▶ [Exercise objective] Set down the data below word for word, and leave the images aside.

▶ [Supplied data]
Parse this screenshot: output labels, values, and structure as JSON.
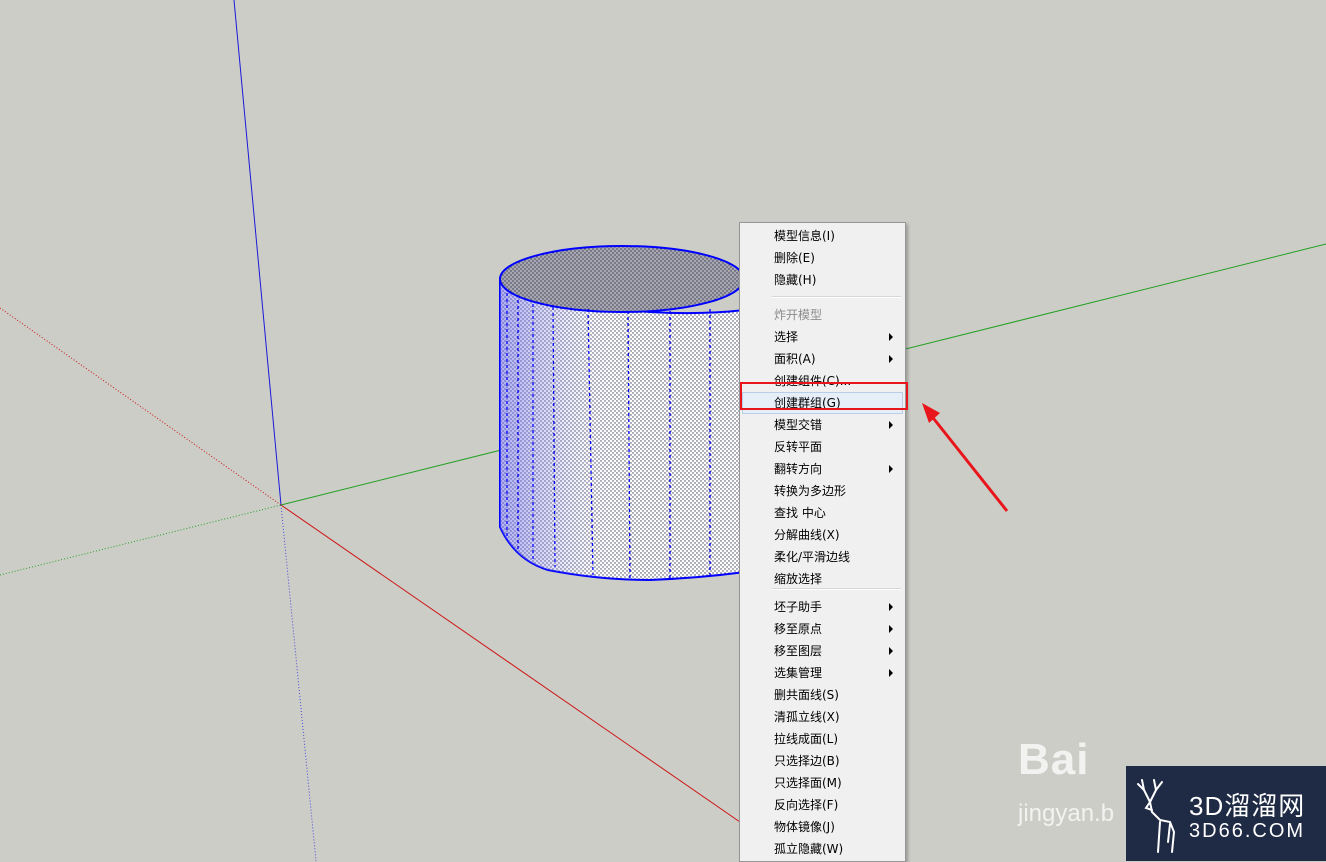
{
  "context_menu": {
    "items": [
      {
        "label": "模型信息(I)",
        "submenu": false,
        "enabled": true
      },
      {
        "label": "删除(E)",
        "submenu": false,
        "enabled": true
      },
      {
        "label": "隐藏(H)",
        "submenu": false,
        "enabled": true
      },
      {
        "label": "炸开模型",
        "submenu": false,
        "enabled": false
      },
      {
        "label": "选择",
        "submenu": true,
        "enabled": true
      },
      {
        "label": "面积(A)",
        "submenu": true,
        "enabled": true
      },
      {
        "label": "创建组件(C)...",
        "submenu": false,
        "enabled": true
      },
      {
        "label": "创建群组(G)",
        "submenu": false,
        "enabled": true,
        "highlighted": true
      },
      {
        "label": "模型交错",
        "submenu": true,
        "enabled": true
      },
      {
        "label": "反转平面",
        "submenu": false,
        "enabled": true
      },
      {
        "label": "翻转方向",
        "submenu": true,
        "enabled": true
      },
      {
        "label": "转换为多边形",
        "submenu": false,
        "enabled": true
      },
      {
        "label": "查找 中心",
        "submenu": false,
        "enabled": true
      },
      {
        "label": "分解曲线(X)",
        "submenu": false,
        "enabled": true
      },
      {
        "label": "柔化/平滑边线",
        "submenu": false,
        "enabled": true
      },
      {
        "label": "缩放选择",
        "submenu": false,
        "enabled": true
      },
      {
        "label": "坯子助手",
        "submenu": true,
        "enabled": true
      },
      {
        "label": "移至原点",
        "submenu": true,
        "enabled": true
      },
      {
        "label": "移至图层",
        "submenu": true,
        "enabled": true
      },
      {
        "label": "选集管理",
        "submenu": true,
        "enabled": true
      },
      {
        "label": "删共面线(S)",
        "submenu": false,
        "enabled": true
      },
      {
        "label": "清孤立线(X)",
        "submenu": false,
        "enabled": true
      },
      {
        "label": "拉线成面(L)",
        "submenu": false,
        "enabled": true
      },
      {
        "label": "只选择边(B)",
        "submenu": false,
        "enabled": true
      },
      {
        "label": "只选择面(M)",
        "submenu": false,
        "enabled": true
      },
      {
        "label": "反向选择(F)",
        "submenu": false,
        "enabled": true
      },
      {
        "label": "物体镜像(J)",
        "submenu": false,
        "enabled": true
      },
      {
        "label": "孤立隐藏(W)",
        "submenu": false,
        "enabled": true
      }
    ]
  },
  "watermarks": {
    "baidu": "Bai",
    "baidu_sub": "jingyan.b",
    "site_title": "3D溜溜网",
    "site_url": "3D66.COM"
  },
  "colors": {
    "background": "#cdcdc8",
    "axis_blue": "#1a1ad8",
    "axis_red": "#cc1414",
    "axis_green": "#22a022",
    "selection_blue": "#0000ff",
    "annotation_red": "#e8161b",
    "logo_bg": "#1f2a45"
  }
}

▶ [Output for this task]
Parse this screenshot: output labels, values, and structure as JSON.
{
  "context_menu": {
    "items": [
      {
        "label": "模型信息(I)",
        "submenu": false,
        "enabled": true
      },
      {
        "label": "删除(E)",
        "submenu": false,
        "enabled": true
      },
      {
        "label": "隐藏(H)",
        "submenu": false,
        "enabled": true
      },
      {
        "label": "炸开模型",
        "submenu": false,
        "enabled": false
      },
      {
        "label": "选择",
        "submenu": true,
        "enabled": true
      },
      {
        "label": "面积(A)",
        "submenu": true,
        "enabled": true
      },
      {
        "label": "创建组件(C)...",
        "submenu": false,
        "enabled": true
      },
      {
        "label": "创建群组(G)",
        "submenu": false,
        "enabled": true,
        "highlighted": true
      },
      {
        "label": "模型交错",
        "submenu": true,
        "enabled": true
      },
      {
        "label": "反转平面",
        "submenu": false,
        "enabled": true
      },
      {
        "label": "翻转方向",
        "submenu": true,
        "enabled": true
      },
      {
        "label": "转换为多边形",
        "submenu": false,
        "enabled": true
      },
      {
        "label": "查找 中心",
        "submenu": false,
        "enabled": true
      },
      {
        "label": "分解曲线(X)",
        "submenu": false,
        "enabled": true
      },
      {
        "label": "柔化/平滑边线",
        "submenu": false,
        "enabled": true
      },
      {
        "label": "缩放选择",
        "submenu": false,
        "enabled": true
      },
      {
        "label": "坯子助手",
        "submenu": true,
        "enabled": true
      },
      {
        "label": "移至原点",
        "submenu": true,
        "enabled": true
      },
      {
        "label": "移至图层",
        "submenu": true,
        "enabled": true
      },
      {
        "label": "选集管理",
        "submenu": true,
        "enabled": true
      },
      {
        "label": "删共面线(S)",
        "submenu": false,
        "enabled": true
      },
      {
        "label": "清孤立线(X)",
        "submenu": false,
        "enabled": true
      },
      {
        "label": "拉线成面(L)",
        "submenu": false,
        "enabled": true
      },
      {
        "label": "只选择边(B)",
        "submenu": false,
        "enabled": true
      },
      {
        "label": "只选择面(M)",
        "submenu": false,
        "enabled": true
      },
      {
        "label": "反向选择(F)",
        "submenu": false,
        "enabled": true
      },
      {
        "label": "物体镜像(J)",
        "submenu": false,
        "enabled": true
      },
      {
        "label": "孤立隐藏(W)",
        "submenu": false,
        "enabled": true
      }
    ]
  },
  "watermarks": {
    "baidu": "Bai",
    "baidu_sub": "jingyan.b",
    "site_title": "3D溜溜网",
    "site_url": "3D66.COM"
  },
  "colors": {
    "background": "#cdcdc8",
    "axis_blue": "#1a1ad8",
    "axis_red": "#cc1414",
    "axis_green": "#22a022",
    "selection_blue": "#0000ff",
    "annotation_red": "#e8161b",
    "logo_bg": "#1f2a45"
  }
}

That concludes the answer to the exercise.